[Dataset records]
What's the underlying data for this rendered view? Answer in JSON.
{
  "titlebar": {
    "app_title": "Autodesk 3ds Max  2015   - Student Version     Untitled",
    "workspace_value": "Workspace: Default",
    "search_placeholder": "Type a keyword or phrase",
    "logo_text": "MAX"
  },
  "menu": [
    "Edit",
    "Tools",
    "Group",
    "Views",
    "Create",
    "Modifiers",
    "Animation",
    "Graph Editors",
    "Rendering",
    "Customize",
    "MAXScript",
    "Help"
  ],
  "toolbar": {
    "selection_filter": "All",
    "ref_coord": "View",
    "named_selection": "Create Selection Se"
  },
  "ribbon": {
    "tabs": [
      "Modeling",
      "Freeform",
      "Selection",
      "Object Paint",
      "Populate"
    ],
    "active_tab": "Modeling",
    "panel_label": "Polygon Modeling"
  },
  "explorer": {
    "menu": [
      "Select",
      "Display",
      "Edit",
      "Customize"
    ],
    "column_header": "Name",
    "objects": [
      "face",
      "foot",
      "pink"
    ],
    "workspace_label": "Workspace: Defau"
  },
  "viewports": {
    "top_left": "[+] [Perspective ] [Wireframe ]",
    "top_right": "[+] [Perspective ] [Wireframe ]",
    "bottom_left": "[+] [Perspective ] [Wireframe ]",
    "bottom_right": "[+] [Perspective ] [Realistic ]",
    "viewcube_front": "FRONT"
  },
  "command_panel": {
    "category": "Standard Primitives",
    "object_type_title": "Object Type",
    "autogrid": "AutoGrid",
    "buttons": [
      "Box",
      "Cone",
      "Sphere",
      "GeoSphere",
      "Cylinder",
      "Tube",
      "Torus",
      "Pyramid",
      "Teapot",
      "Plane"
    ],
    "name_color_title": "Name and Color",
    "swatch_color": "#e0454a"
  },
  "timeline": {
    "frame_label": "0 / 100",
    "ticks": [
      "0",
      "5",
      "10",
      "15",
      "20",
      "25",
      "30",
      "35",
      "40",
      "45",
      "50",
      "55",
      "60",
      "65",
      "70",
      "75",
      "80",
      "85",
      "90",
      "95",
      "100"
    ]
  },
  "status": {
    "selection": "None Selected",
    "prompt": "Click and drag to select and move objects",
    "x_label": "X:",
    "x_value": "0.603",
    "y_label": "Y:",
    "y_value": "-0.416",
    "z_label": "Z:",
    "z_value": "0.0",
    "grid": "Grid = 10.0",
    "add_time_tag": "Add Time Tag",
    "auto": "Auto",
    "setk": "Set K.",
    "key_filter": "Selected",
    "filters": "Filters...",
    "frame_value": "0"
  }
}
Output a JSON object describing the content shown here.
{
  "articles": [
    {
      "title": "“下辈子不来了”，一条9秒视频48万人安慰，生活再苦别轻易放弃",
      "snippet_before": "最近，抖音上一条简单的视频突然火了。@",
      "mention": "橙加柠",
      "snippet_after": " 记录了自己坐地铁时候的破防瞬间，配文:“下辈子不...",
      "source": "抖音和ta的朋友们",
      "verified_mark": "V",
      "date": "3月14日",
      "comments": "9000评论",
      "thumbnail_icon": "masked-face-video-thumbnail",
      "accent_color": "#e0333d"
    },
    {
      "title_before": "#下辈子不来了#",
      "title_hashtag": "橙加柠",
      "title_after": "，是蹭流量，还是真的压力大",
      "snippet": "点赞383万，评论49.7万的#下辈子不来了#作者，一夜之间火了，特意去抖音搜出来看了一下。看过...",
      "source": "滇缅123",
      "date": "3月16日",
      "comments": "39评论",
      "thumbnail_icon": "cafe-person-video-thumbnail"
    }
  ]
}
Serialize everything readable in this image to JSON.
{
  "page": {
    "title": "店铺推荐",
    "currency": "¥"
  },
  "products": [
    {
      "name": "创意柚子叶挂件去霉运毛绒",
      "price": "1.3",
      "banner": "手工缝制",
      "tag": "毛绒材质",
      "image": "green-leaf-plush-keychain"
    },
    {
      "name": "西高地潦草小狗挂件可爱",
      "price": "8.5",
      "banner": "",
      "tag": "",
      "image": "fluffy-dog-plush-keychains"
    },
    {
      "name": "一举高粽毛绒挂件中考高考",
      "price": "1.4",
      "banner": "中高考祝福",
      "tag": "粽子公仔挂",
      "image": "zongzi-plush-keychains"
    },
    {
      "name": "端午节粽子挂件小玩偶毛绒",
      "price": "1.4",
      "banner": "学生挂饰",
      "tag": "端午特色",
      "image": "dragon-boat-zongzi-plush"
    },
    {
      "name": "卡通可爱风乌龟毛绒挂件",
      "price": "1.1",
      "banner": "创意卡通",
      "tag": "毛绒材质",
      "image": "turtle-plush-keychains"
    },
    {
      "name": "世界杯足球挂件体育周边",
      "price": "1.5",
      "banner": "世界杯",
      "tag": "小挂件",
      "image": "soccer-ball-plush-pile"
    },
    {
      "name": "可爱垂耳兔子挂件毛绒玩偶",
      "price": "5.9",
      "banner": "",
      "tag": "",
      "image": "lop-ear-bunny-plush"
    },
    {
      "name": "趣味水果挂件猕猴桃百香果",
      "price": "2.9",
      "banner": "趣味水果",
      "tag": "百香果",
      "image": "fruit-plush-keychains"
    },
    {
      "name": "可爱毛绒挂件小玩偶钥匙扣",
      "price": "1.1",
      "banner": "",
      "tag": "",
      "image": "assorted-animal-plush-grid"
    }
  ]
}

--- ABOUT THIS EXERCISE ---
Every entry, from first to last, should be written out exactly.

--- EXERCISE OUTPUT ---
What's the underlying data for this rendered view? Answer in JSON.
{
  "titlebar": {
    "app_title": "Autodesk 3ds Max  2015   - Student Version     Untitled",
    "workspace_value": "Workspace: Default",
    "search_placeholder": "Type a keyword or phrase",
    "logo_text": "MAX"
  },
  "menu": [
    "Edit",
    "Tools",
    "Group",
    "Views",
    "Create",
    "Modifiers",
    "Animation",
    "Graph Editors",
    "Rendering",
    "Customize",
    "MAXScript",
    "Help"
  ],
  "toolbar": {
    "selection_filter": "All",
    "ref_coord": "View",
    "named_selection": "Create Selection Se"
  },
  "ribbon": {
    "tabs": [
      "Modeling",
      "Freeform",
      "Selection",
      "Object Paint",
      "Populate"
    ],
    "active_tab": "Modeling",
    "panel_label": "Polygon Modeling"
  },
  "explorer": {
    "menu": [
      "Select",
      "Display",
      "Edit",
      "Customize"
    ],
    "column_header": "Name",
    "objects": [
      "face",
      "foot",
      "pink"
    ],
    "workspace_label": "Workspace: Defau"
  },
  "viewports": {
    "top_left": "[+] [Perspective ] [Wireframe ]",
    "top_right": "[+] [Perspective ] [Wireframe ]",
    "bottom_left": "[+] [Perspective ] [Wireframe ]",
    "bottom_right": "[+] [Perspective ] [Realistic ]",
    "viewcube_front": "FRONT"
  },
  "command_panel": {
    "category": "Standard Primitives",
    "object_type_title": "Object Type",
    "autogrid": "AutoGrid",
    "buttons": [
      "Box",
      "Cone",
      "Sphere",
      "GeoSphere",
      "Cylinder",
      "Tube",
      "Torus",
      "Pyramid",
      "Teapot",
      "Plane"
    ],
    "name_color_title": "Name and Color",
    "swatch_color": "#e0454a"
  },
  "timeline": {
    "frame_label": "0 / 100",
    "ticks": [
      "0",
      "5",
      "10",
      "15",
      "20",
      "25",
      "30",
      "35",
      "40",
      "45",
      "50",
      "55",
      "60",
      "65",
      "70",
      "75",
      "80",
      "85",
      "90",
      "95",
      "100"
    ]
  },
  "status": {
    "selection": "None Selected",
    "prompt": "Click and drag to select and move objects",
    "x_label": "X:",
    "x_value": "0.603",
    "y_label": "Y:",
    "y_value": "-0.416",
    "z_label": "Z:",
    "z_value": "0.0",
    "grid": "Grid = 10.0",
    "add_time_tag": "Add Time Tag",
    "auto": "Auto",
    "setk": "Set K.",
    "key_filter": "Selected",
    "filters": "Filters...",
    "frame_value": "0"
  }
}
Output a JSON object describing the content shown here.
{
  "articles": [
    {
      "title": "“下辈子不来了”，一条9秒视频48万人安慰，生活再苦别轻易放弃",
      "snippet_before": "最近，抖音上一条简单的视频突然火了。@",
      "mention": "橙加柠",
      "snippet_after": " 记录了自己坐地铁时候的破防瞬间，配文:“下辈子不...",
      "source": "抖音和ta的朋友们",
      "verified_mark": "V",
      "date": "3月14日",
      "comments": "9000评论",
      "thumbnail_icon": "masked-face-video-thumbnail",
      "accent_color": "#e0333d"
    },
    {
      "title_before": "#下辈子不来了#",
      "title_hashtag": "橙加柠",
      "title_after": "，是蹭流量，还是真的压力大",
      "snippet": "点赞383万，评论49.7万的#下辈子不来了#作者，一夜之间火了，特意去抖音搜出来看了一下。看过...",
      "source": "滇缅123",
      "date": "3月16日",
      "comments": "39评论",
      "thumbnail_icon": "cafe-person-video-thumbnail"
    }
  ]
}
Serialize everything readable in this image to JSON.
{
  "page": {
    "title": "店铺推荐",
    "currency": "¥"
  },
  "products": [
    {
      "name": "创意柚子叶挂件去霉运毛绒",
      "price": "1.3",
      "banner": "手工缝制",
      "tag": "毛绒材质",
      "image": "green-leaf-plush-keychain"
    },
    {
      "name": "西高地潦草小狗挂件可爱",
      "price": "8.5",
      "banner": "",
      "tag": "",
      "image": "fluffy-dog-plush-keychains"
    },
    {
      "name": "一举高粽毛绒挂件中考高考",
      "price": "1.4",
      "banner": "中高考祝福",
      "tag": "粽子公仔挂",
      "image": "zongzi-plush-keychains"
    },
    {
      "name": "端午节粽子挂件小玩偶毛绒",
      "price": "1.4",
      "banner": "学生挂饰",
      "tag": "端午特色",
      "image": "dragon-boat-zongzi-plush"
    },
    {
      "name": "卡通可爱风乌龟毛绒挂件",
      "price": "1.1",
      "banner": "创意卡通",
      "tag": "毛绒材质",
      "image": "turtle-plush-keychains"
    },
    {
      "name": "世界杯足球挂件体育周边",
      "price": "1.5",
      "banner": "世界杯",
      "tag": "小挂件",
      "image": "soccer-ball-plush-pile"
    },
    {
      "name": "可爱垂耳兔子挂件毛绒玩偶",
      "price": "5.9",
      "banner": "",
      "tag": "",
      "image": "lop-ear-bunny-plush"
    },
    {
      "name": "趣味水果挂件猕猴桃百香果",
      "price": "2.9",
      "banner": "趣味水果",
      "tag": "百香果",
      "image": "fruit-plush-keychains"
    },
    {
      "name": "可爱毛绒挂件小玩偶钥匙扣",
      "price": "1.1",
      "banner": "",
      "tag": "",
      "image": "assorted-animal-plush-grid"
    }
  ]
}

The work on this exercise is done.